• YOUR TASK
Say how many of the lines below include the word "JSON". Only the number should be given.

(Collection entries)
--------------------------------------------------

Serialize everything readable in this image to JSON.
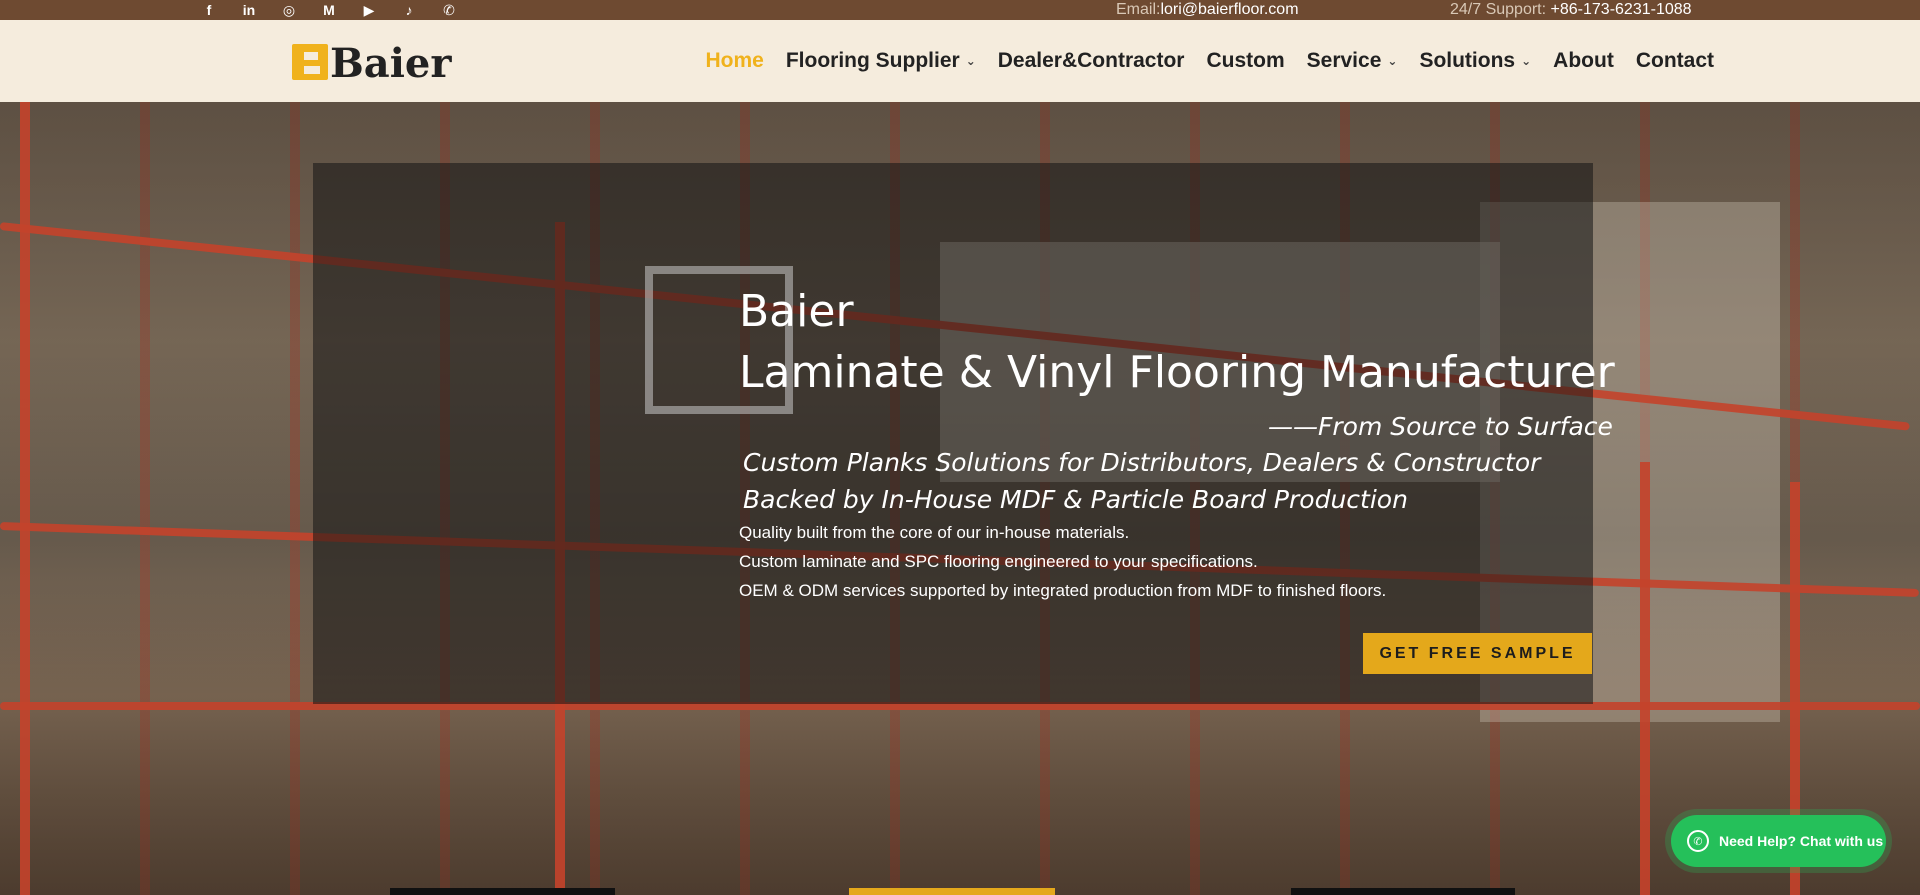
{
  "topbar": {
    "social": [
      {
        "icon": "facebook-icon",
        "glyph": "f"
      },
      {
        "icon": "linkedin-icon",
        "glyph": "in"
      },
      {
        "icon": "instagram-icon",
        "glyph": "◎"
      },
      {
        "icon": "medium-icon",
        "glyph": "M"
      },
      {
        "icon": "youtube-icon",
        "glyph": "▶"
      },
      {
        "icon": "tiktok-icon",
        "glyph": "♪"
      },
      {
        "icon": "whatsapp-icon",
        "glyph": "✆"
      }
    ],
    "email_label": "Email:",
    "email_value": "lori@baierfloor.com",
    "support_label": "24/7 Support:",
    "support_value": "+86-173-6231-1088"
  },
  "header": {
    "logo_text": "Baier",
    "nav": [
      {
        "label": "Home",
        "active": true,
        "dropdown": false
      },
      {
        "label": "Flooring Supplier",
        "active": false,
        "dropdown": true
      },
      {
        "label": "Dealer&Contractor",
        "active": false,
        "dropdown": false
      },
      {
        "label": "Custom",
        "active": false,
        "dropdown": false
      },
      {
        "label": "Service",
        "active": false,
        "dropdown": true
      },
      {
        "label": "Solutions",
        "active": false,
        "dropdown": true
      },
      {
        "label": "About",
        "active": false,
        "dropdown": false
      },
      {
        "label": "Contact",
        "active": false,
        "dropdown": false
      }
    ]
  },
  "hero": {
    "brand": "Baier",
    "title": "Laminate & Vinyl Flooring Manufacturer",
    "tagline": "——From Source to Surface",
    "subtitle1": "Custom Planks Solutions for Distributors, Dealers & Constructor",
    "subtitle2": "Backed by In-House MDF & Particle Board Production",
    "line1": "Quality built from the core of our in-house materials.",
    "line2": "Custom laminate and SPC flooring engineered to your specifications.",
    "line3": "OEM & ODM services supported by integrated production from MDF to finished floors.",
    "cta_label": "GET FREE SAMPLE"
  },
  "chat": {
    "label": "Need Help? Chat with us"
  },
  "colors": {
    "accent": "#f0b21c",
    "topbar": "#6e4a31",
    "header_bg": "#f5ecdd",
    "cta": "#e4a81b",
    "chat": "#25c05a"
  }
}
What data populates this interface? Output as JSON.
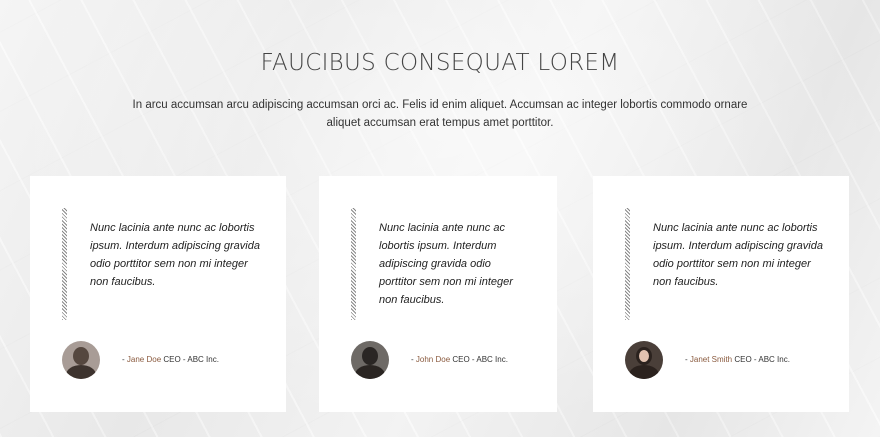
{
  "heading": "FAUCIBUS CONSEQUAT LOREM",
  "intro": "In arcu accumsan arcu adipiscing accumsan orci ac. Felis id enim aliquet. Accumsan ac integer lobortis commodo ornare aliquet accumsan erat tempus amet porttitor.",
  "testimonials": [
    {
      "quote": "Nunc lacinia ante nunc ac lobortis ipsum. Interdum adipiscing gravida odio porttitor sem non mi integer non faucibus.",
      "dash": "- ",
      "name": "Jane Doe",
      "role": " CEO - ABC Inc."
    },
    {
      "quote": "Nunc lacinia ante nunc ac lobortis ipsum. Interdum adipiscing gravida odio porttitor sem non mi integer non faucibus.",
      "dash": "- ",
      "name": "John Doe",
      "role": " CEO - ABC Inc."
    },
    {
      "quote": "Nunc lacinia ante nunc ac lobortis ipsum. Interdum adipiscing gravida odio porttitor sem non mi integer non faucibus.",
      "dash": "- ",
      "name": "Janet Smith",
      "role": " CEO - ABC Inc."
    }
  ]
}
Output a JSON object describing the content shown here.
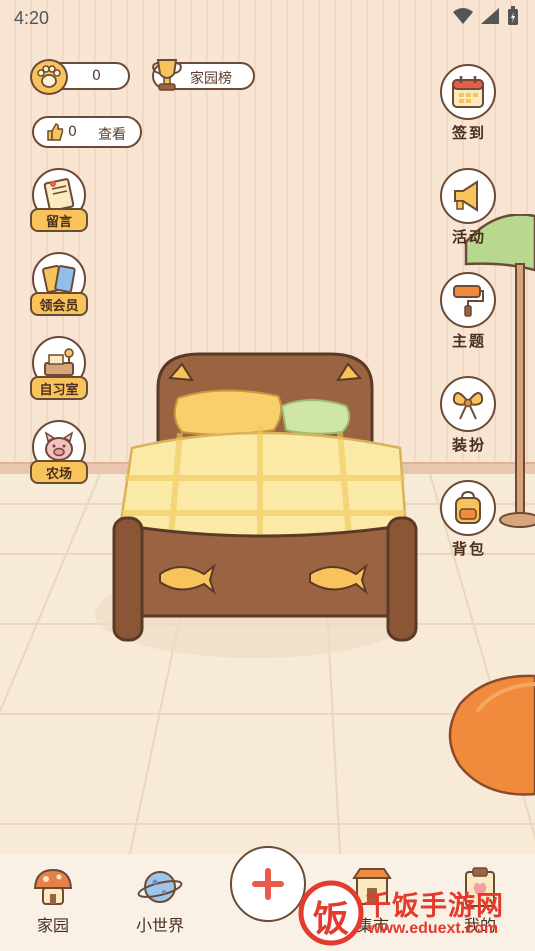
{
  "status_bar": {
    "time": "4:20"
  },
  "top": {
    "paw_count": "0",
    "ranking_label": "家园榜",
    "like_count": "0",
    "view_label": "查看"
  },
  "left_menu": [
    {
      "label": "留言",
      "icon": "message-board-icon"
    },
    {
      "label": "领会员",
      "icon": "membership-cards-icon"
    },
    {
      "label": "自习室",
      "icon": "study-room-icon"
    },
    {
      "label": "农场",
      "icon": "farm-pig-icon"
    }
  ],
  "right_menu": [
    {
      "label": "签到",
      "icon": "calendar-icon"
    },
    {
      "label": "活动",
      "icon": "megaphone-icon"
    },
    {
      "label": "主题",
      "icon": "paint-roller-icon"
    },
    {
      "label": "装扮",
      "icon": "bow-icon"
    },
    {
      "label": "背包",
      "icon": "backpack-icon"
    }
  ],
  "bottom_nav": [
    {
      "label": "家园",
      "icon": "mushroom-house-icon"
    },
    {
      "label": "小世界",
      "icon": "planet-icon"
    },
    {
      "label": "集市",
      "icon": "shop-icon"
    },
    {
      "label": "我的",
      "icon": "clipboard-icon"
    }
  ],
  "add_button_icon": "plus-icon",
  "watermark": {
    "text": "千饭手游网",
    "url": "www.eduext.com",
    "logo_char": "饭"
  },
  "colors": {
    "outline": "#6b4a36",
    "accent_yellow": "#f7c35a",
    "accent_red": "#e85a4a",
    "wall": "#f7e4d3"
  }
}
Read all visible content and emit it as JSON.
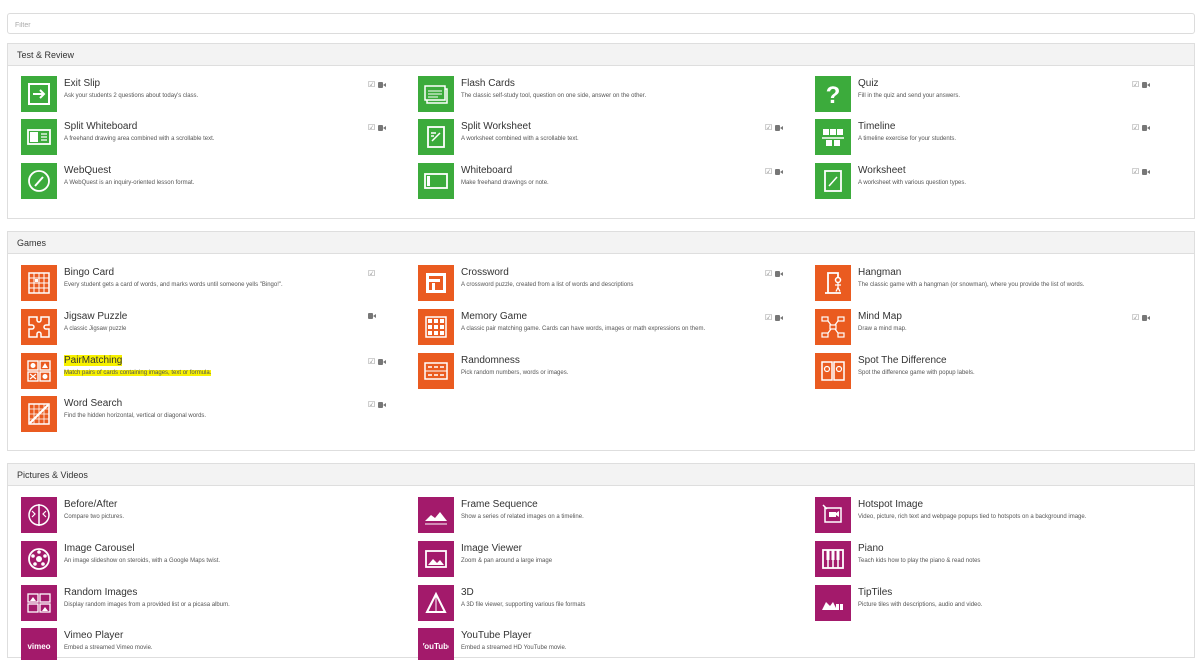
{
  "filter": {
    "placeholder": "Filter"
  },
  "sections": [
    {
      "title": "Test & Review",
      "items": [
        {
          "name": "Exit Slip",
          "desc": "Ask your students 2 questions about today's class.",
          "icon": "exit-icon",
          "check": true,
          "video": true
        },
        {
          "name": "Flash Cards",
          "desc": "The classic self-study tool, question on one side, answer on the other.",
          "icon": "flashcards-icon",
          "check": false,
          "video": false
        },
        {
          "name": "Quiz",
          "desc": "Fill in the quiz and send your answers.",
          "icon": "question-mark-icon",
          "check": true,
          "video": true
        },
        {
          "name": "Split Whiteboard",
          "desc": "A freehand drawing area combined with a scrollable text.",
          "icon": "split-board-icon",
          "check": true,
          "video": true
        },
        {
          "name": "Split Worksheet",
          "desc": "A worksheet combined with a scrollable text.",
          "icon": "split-worksheet-icon",
          "check": true,
          "video": true
        },
        {
          "name": "Timeline",
          "desc": "A timeline exercise for your students.",
          "icon": "timeline-icon",
          "check": true,
          "video": true
        },
        {
          "name": "WebQuest",
          "desc": "A WebQuest is an inquiry-oriented lesson format.",
          "icon": "magnifier-icon",
          "check": false,
          "video": false
        },
        {
          "name": "Whiteboard",
          "desc": "Make freehand drawings or note.",
          "icon": "whiteboard-icon",
          "check": true,
          "video": true
        },
        {
          "name": "Worksheet",
          "desc": "A worksheet with various question types.",
          "icon": "worksheet-icon",
          "check": true,
          "video": true
        }
      ]
    },
    {
      "title": "Games",
      "items": [
        {
          "name": "Bingo Card",
          "desc": "Every student gets a card of words, and marks words until someone yells \"Bingo!\".",
          "icon": "bingo-icon",
          "check": true,
          "video": false
        },
        {
          "name": "Crossword",
          "desc": "A crossword puzzle, created from a list of words and descriptions",
          "icon": "crossword-icon",
          "check": true,
          "video": true
        },
        {
          "name": "Hangman",
          "desc": "The classic game with a hangman (or snowman), where you provide the list of words.",
          "icon": "hangman-icon",
          "check": false,
          "video": false
        },
        {
          "name": "Jigsaw Puzzle",
          "desc": "A classic Jigsaw puzzle",
          "icon": "puzzle-icon",
          "check": false,
          "video": true
        },
        {
          "name": "Memory Game",
          "desc": "A classic pair matching game. Cards can have words, images or math expressions on them.",
          "icon": "memory-icon",
          "check": true,
          "video": true
        },
        {
          "name": "Mind Map",
          "desc": "Draw a mind map.",
          "icon": "mindmap-icon",
          "check": true,
          "video": true
        },
        {
          "name": "PairMatching",
          "desc": "Match pairs of cards containing images, text or formula.",
          "icon": "pairmatching-icon",
          "check": true,
          "video": true,
          "highlight": true
        },
        {
          "name": "Randomness",
          "desc": "Pick random numbers, words or images.",
          "icon": "random-icon",
          "check": false,
          "video": false
        },
        {
          "name": "Spot The Difference",
          "desc": "Spot the difference game with popup labels.",
          "icon": "spot-difference-icon",
          "check": false,
          "video": false
        },
        {
          "name": "Word Search",
          "desc": "Find the hidden horizontal, vertical or diagonal words.",
          "icon": "wordsearch-icon",
          "check": true,
          "video": true
        }
      ]
    },
    {
      "title": "Pictures & Videos",
      "items": [
        {
          "name": "Before/After",
          "desc": "Compare two pictures.",
          "icon": "before-after-icon",
          "check": false,
          "video": false
        },
        {
          "name": "Frame Sequence",
          "desc": "Show a series of related images on a timeline.",
          "icon": "frame-sequence-icon",
          "check": false,
          "video": false
        },
        {
          "name": "Hotspot Image",
          "desc": "Video, picture, rich text and webpage popups tied to hotspots on a background image.",
          "icon": "hotspot-icon",
          "check": false,
          "video": false
        },
        {
          "name": "Image Carousel",
          "desc": "An image slideshow on steroids, with a Google Maps twist.",
          "icon": "carousel-icon",
          "check": false,
          "video": false
        },
        {
          "name": "Image Viewer",
          "desc": "Zoom & pan around a large image",
          "icon": "image-icon",
          "check": false,
          "video": false
        },
        {
          "name": "Piano",
          "desc": "Teach kids how to play the piano & read notes",
          "icon": "piano-icon",
          "check": false,
          "video": false
        },
        {
          "name": "Random Images",
          "desc": "Display random images from a provided list or a picasa album.",
          "icon": "random-images-icon",
          "check": false,
          "video": false
        },
        {
          "name": "3D",
          "desc": "A 3D file viewer, supporting various file formats",
          "icon": "triangle-icon",
          "check": false,
          "video": false
        },
        {
          "name": "TipTiles",
          "desc": "Picture tiles with descriptions, audio and video.",
          "icon": "tiptiles-icon",
          "check": false,
          "video": false
        },
        {
          "name": "Vimeo Player",
          "desc": "Embed a streamed Vimeo movie.",
          "icon": "vimeo-icon",
          "iconText": "vimeo",
          "check": false,
          "video": false
        },
        {
          "name": "YouTube Player",
          "desc": "Embed a streamed HD YouTube movie.",
          "icon": "youtube-icon",
          "iconText": "YouTube",
          "check": false,
          "video": false
        }
      ]
    }
  ]
}
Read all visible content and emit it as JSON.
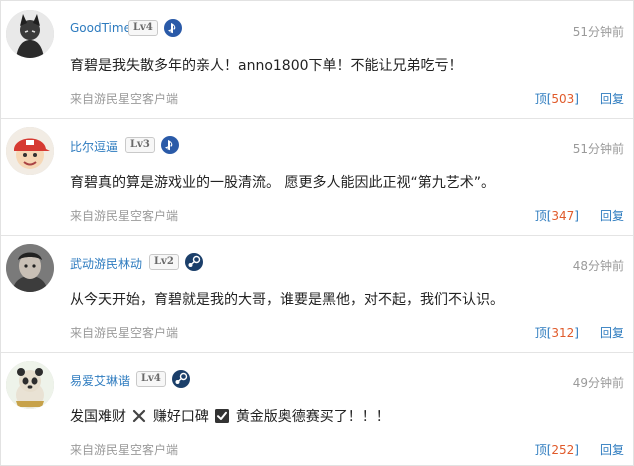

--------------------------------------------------

• RESULT BELOW
5